A United States federal audit is being held into the spending of aid money by
the Vietnam Veterans of America Foundation in Cambodia.
The move follows
months of allegations, made to the US Embassy in Phnom Penh, of mismanagement or
misappropriation of money.
The Post has previously reported that some
form of inquiry was expected. A full audit has now been decided on.
Embassy spokesman Frank Huffman said the audit was being conducted by the
Inspector-General's Office of the USAID agency, which has granted $4.5 million
to VVAF's Cambodian operations.
He would not comment further, except to
say that the investigation "was still in a Washington phase" and "we have no
idea when it might be brought to some sort of a conclusion."
that an initial proposal to contract a private auditing firm to do an audit in
Cambodia was dropped in favor of a federal audit conducted from the
It is understood that bank records are being subpoenaed as the audit
Separate sets of allegations have been made to USAID in
Phnom Penh by former or current VVAF staff over the past year.

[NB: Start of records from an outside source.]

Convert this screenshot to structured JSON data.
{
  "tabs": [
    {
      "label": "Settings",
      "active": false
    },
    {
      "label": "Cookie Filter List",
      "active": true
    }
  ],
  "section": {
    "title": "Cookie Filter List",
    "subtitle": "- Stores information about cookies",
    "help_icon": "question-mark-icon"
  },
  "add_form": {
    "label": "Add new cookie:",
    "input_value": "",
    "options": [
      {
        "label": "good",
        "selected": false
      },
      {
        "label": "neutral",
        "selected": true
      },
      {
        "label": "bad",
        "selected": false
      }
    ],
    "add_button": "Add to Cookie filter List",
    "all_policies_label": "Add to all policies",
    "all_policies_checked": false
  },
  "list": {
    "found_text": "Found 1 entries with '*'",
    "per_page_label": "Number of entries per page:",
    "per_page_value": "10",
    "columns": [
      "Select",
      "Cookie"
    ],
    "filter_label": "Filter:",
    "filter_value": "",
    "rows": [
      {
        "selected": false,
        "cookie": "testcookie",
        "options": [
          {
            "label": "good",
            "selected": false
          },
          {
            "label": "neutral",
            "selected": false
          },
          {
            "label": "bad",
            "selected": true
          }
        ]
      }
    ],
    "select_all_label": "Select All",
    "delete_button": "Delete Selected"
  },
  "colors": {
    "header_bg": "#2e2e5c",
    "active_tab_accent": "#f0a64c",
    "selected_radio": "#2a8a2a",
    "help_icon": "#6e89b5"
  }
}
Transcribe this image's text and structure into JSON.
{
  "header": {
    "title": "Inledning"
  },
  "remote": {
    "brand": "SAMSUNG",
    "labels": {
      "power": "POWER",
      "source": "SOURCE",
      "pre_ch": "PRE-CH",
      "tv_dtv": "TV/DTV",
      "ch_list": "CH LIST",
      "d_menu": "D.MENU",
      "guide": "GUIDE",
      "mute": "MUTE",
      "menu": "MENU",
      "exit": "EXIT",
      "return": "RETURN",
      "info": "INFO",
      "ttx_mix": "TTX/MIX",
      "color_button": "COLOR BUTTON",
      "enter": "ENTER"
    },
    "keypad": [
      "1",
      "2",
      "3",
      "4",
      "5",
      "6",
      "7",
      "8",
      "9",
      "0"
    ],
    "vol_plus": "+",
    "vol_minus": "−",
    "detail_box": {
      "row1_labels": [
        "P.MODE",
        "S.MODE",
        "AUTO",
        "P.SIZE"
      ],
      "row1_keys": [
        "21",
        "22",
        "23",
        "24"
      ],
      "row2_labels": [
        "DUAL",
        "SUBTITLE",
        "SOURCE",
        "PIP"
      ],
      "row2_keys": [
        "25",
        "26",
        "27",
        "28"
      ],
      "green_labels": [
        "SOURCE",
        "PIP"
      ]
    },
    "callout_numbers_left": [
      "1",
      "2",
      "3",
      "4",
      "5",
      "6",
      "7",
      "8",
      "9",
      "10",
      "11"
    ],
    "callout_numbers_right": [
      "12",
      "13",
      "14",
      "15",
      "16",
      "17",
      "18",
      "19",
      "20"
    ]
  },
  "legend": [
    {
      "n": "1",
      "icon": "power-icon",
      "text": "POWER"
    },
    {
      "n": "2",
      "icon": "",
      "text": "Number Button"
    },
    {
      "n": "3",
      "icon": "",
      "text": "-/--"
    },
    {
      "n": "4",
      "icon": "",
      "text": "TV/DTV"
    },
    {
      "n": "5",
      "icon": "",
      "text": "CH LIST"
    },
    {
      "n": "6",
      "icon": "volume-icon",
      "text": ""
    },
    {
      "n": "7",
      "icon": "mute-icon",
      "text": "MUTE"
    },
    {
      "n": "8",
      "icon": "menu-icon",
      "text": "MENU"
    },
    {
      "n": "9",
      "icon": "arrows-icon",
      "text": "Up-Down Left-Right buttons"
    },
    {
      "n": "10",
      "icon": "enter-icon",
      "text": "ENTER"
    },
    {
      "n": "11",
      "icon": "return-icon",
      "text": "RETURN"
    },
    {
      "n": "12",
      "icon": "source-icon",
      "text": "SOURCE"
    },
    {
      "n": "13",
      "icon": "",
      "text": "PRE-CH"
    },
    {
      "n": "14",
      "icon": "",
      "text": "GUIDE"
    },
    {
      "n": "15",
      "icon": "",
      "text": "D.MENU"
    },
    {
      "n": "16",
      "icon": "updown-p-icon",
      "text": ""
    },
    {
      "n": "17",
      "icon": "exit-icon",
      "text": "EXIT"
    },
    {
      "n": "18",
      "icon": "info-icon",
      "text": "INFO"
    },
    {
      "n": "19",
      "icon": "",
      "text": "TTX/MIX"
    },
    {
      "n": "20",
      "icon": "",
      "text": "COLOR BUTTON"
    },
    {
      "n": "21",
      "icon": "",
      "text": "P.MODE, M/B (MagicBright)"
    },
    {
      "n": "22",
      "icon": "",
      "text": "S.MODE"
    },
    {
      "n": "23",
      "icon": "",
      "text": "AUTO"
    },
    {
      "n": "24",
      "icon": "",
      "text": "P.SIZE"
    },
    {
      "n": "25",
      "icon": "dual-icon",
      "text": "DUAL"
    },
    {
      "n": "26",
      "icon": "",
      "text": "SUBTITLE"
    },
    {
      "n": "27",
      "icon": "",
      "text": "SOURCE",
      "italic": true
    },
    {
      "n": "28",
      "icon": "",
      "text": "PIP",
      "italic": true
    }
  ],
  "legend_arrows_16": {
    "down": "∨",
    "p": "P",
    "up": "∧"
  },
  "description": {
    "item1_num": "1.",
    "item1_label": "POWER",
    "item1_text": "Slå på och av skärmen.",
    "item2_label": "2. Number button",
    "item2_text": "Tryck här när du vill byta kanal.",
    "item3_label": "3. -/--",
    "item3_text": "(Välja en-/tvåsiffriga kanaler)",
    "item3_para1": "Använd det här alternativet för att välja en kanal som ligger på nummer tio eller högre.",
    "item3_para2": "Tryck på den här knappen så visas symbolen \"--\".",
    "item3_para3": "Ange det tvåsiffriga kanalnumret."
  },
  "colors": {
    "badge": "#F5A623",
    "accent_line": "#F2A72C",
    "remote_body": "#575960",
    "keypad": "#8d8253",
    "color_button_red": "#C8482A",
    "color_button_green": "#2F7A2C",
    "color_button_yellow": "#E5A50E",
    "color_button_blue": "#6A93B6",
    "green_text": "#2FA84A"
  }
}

them involve payments which were to former staff's bank accounts by VVAF's head
office in the US.
Former VVAF Cambodian director Tom Leckinger has
confirmed to the Post that he was paid a monthly $5,000 "consultant's fee" for
some months after he resigned, when asked to, last August.
the fee was to prepare a proposal for further USAID funding, and he was chosen
to do the work because he knew the procedures involved.
that VVAF Cambodian staff, including Leckinger's replacement, Bill Herod, were
not told of the payments. Concern first arose when similar payments, to other
people, came to light and VVAF denied making them.
Other allegations have
been made about the construction of a new building at VVAF's high-profile Kien
Khleang center - which employs disabled people to manufacture wheelchairs and
artificial limbs - near Phnom Penh.
Estimates of the construction cost
range from $190,000 to $250,000, but some sources maintain that some $100,000
was spent before the building's foundations were completed
VVAF's Washington-based executive-director, Bobby Muller, and
its financial controller, Dick Howard, visited Cambodia in February to discuss
the allegations with US Embassy officials.
At the time, Muller described
the allegations as unfounded and insane, and welcomed the prospect of any sort
Leckinger has also categorically denied any knowledge
of misappropriation of money, and welcomed an inquiry.
VVAF has been
wracked by sackings and internal disputes for a year. Among those who have been
sacked or asked to resign include its first Cambodian director Ron Podlaski -
who has made wide-ranging allegations to USAID and to the Post - and his
successors, Tom Leckinger and Bill Herod.
Herod was asked to resign in
early February after he refused an order to sack his deputy, Phil Brady. Both
Herod and Brady have declined Post invitations to comment but are understood to
be critical of VVAF management practices.